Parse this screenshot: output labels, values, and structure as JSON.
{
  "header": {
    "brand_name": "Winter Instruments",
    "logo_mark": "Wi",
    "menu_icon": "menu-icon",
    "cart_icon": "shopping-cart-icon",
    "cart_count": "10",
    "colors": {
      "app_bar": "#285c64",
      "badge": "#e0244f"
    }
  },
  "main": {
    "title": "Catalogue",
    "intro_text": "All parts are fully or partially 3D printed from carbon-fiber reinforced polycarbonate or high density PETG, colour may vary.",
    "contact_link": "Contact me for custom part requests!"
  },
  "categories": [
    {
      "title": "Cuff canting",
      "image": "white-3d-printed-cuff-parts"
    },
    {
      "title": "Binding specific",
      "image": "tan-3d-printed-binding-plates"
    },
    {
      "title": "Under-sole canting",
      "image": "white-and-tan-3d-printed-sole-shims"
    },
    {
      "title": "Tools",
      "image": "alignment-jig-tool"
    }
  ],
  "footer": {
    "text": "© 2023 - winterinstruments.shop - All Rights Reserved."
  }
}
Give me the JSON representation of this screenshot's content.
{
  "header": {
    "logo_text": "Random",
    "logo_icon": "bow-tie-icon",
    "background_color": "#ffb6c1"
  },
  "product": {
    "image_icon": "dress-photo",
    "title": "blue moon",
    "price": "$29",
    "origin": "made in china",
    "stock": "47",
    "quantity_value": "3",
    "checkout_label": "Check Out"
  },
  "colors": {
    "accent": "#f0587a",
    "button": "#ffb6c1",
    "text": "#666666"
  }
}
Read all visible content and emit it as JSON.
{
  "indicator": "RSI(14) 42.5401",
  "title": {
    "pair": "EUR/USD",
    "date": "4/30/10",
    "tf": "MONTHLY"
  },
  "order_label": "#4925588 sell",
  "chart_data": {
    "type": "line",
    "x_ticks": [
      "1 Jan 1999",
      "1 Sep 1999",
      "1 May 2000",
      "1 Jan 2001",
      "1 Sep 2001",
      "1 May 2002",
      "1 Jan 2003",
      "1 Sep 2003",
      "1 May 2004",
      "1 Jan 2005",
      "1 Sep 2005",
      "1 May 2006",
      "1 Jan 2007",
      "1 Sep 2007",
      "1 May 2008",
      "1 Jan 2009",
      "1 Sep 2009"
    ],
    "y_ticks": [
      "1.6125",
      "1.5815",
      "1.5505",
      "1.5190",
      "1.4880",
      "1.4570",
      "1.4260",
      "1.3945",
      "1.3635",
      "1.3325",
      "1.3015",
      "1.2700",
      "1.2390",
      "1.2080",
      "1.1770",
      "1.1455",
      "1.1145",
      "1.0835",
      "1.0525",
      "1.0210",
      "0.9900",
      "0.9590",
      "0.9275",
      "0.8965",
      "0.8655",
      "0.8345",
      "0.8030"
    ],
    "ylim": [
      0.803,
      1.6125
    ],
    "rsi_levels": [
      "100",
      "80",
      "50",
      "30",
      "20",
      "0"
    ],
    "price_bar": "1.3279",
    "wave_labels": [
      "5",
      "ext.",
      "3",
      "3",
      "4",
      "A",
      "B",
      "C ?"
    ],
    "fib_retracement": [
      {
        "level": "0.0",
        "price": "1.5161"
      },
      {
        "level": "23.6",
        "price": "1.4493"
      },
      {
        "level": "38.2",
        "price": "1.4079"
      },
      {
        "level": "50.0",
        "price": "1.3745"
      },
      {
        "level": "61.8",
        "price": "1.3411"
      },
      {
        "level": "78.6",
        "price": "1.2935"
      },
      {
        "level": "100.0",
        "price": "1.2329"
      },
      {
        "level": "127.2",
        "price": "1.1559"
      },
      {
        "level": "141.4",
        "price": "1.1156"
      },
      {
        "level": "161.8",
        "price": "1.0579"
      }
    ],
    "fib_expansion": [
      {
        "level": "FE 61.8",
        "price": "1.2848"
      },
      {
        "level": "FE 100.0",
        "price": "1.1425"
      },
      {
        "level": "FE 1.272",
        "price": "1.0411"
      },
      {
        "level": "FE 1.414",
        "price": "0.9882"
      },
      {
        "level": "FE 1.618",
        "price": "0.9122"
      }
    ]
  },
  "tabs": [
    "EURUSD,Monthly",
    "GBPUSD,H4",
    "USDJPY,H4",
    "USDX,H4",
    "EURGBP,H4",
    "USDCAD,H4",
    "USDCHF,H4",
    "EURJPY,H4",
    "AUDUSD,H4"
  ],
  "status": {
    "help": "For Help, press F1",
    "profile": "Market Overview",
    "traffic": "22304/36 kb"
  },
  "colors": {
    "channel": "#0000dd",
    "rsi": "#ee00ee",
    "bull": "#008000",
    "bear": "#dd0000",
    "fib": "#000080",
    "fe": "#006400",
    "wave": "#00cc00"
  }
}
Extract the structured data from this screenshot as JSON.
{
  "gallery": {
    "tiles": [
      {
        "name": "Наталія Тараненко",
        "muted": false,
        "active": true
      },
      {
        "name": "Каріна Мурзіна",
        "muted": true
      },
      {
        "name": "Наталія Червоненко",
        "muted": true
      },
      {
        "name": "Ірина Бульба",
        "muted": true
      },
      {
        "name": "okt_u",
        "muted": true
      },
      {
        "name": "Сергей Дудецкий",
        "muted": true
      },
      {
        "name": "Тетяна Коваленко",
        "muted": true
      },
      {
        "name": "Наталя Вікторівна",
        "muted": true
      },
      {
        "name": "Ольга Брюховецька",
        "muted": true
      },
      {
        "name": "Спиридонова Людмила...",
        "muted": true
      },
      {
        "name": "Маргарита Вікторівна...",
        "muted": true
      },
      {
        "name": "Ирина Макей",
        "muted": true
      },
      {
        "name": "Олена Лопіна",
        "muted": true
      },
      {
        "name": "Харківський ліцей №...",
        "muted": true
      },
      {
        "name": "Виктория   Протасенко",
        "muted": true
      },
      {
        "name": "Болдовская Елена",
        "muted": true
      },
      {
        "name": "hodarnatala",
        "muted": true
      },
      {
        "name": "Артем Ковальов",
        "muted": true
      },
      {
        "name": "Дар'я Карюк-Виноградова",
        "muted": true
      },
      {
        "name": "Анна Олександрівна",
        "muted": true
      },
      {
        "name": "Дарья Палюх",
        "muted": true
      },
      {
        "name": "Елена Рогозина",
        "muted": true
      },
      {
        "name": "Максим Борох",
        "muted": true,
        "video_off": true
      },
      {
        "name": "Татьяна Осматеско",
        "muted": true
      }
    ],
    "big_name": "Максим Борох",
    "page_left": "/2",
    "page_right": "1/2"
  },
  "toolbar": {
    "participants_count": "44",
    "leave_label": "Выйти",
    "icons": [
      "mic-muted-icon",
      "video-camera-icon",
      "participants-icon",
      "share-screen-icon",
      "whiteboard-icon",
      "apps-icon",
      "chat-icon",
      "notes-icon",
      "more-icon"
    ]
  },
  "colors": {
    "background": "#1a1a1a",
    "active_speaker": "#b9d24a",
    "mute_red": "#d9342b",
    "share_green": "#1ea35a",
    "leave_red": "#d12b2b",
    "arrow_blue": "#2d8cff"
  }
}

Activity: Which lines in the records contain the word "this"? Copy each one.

The answer:
Parse this screenshot: output labels, values, and structure as JSON.
Give me the JSON representation of this screenshot's content.
Extract the structured data from this screenshot as JSON.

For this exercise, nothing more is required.